## TASK INSTRUCTIONS:
Your answer should consist of the lines in the data below that contain "REDWATER".

## MATERIAL TO PROCESS:
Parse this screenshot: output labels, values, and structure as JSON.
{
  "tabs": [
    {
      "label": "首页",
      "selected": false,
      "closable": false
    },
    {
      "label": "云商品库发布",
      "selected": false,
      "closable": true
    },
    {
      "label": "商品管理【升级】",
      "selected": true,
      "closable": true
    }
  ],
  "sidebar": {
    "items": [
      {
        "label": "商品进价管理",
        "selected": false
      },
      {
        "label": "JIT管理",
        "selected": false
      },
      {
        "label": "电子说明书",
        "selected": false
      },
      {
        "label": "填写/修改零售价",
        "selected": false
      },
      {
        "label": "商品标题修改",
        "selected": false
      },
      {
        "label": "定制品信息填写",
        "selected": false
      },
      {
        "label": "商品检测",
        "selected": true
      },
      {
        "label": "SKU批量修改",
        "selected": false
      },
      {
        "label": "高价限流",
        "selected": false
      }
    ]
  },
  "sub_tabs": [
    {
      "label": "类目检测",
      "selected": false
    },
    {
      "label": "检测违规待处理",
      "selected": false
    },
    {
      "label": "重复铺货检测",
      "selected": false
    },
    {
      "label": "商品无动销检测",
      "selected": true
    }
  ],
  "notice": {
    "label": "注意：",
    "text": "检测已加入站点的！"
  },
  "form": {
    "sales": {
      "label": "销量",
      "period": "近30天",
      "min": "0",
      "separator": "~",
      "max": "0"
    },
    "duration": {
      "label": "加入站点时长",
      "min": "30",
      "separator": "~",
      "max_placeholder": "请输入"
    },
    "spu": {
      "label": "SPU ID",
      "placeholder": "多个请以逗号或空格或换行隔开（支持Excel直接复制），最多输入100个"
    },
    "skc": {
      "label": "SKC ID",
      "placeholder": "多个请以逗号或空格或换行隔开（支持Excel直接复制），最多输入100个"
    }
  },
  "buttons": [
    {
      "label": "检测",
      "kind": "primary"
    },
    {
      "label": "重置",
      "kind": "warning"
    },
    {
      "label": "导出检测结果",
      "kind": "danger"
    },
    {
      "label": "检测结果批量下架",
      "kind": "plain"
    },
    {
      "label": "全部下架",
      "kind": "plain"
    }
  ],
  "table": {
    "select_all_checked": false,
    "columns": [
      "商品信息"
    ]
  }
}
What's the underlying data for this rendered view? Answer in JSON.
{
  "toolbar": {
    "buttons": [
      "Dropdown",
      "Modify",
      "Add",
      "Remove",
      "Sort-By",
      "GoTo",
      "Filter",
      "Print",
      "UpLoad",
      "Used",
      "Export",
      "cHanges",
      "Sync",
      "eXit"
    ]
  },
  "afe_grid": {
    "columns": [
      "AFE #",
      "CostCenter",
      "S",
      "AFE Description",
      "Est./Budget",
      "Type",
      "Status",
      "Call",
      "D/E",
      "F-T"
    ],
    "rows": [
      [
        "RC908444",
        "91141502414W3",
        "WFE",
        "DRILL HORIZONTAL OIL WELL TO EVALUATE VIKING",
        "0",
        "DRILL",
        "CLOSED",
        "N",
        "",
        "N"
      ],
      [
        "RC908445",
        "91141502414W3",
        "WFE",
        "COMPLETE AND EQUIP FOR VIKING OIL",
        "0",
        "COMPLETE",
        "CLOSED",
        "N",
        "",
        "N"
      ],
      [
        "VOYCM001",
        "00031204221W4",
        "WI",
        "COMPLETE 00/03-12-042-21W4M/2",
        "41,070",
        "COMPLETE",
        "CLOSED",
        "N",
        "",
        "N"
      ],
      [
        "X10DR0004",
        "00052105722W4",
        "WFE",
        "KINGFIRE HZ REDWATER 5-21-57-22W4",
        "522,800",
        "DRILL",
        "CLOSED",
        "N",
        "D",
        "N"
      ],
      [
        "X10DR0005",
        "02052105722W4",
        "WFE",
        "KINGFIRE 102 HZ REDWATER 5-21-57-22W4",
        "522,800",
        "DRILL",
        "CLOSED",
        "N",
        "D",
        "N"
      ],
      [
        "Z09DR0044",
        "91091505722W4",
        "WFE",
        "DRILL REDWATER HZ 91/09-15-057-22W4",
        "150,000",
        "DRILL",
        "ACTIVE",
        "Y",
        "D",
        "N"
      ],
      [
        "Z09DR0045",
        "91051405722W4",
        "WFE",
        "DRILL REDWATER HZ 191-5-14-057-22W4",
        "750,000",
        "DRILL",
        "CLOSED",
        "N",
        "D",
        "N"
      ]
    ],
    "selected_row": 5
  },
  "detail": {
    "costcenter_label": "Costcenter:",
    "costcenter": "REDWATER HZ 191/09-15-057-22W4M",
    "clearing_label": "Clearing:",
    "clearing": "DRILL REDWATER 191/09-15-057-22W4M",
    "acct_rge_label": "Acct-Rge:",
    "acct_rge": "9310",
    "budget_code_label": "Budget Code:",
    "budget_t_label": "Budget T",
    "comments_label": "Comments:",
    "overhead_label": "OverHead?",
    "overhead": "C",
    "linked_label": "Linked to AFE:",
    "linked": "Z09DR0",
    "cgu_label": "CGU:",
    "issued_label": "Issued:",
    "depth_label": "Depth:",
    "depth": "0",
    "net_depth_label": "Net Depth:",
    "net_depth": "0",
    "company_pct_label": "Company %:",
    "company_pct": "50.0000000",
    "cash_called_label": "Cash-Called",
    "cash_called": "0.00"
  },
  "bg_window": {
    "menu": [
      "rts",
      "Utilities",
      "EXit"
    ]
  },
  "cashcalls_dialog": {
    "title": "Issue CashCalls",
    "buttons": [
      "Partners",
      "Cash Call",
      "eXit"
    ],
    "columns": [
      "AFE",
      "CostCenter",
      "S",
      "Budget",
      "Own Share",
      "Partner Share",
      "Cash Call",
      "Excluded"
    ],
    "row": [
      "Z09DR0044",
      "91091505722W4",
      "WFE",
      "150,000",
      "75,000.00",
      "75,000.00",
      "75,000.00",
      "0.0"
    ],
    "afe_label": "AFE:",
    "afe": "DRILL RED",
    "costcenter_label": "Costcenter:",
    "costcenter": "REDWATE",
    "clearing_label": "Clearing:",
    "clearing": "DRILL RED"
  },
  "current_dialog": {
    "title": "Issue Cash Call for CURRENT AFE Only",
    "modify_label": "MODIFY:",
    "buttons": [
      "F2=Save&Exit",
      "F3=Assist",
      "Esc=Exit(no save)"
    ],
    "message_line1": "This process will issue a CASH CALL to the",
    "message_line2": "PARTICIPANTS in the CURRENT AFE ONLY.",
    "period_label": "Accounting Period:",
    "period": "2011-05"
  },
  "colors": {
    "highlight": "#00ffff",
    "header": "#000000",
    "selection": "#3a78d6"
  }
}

## WRITTEN ANSWER:
        "KINGFIRE HZ REDWATER 5-21-57-22W4",
        "KINGFIRE 102 HZ REDWATER 5-21-57-22W4",
        "DRILL REDWATER HZ 91/09-15-057-22W4",
        "DRILL REDWATER HZ 191-5-14-057-22W4",
    "costcenter": "REDWATER HZ 191/09-15-057-22W4M",
    "clearing": "DRILL REDWATER 191/09-15-057-22W4M",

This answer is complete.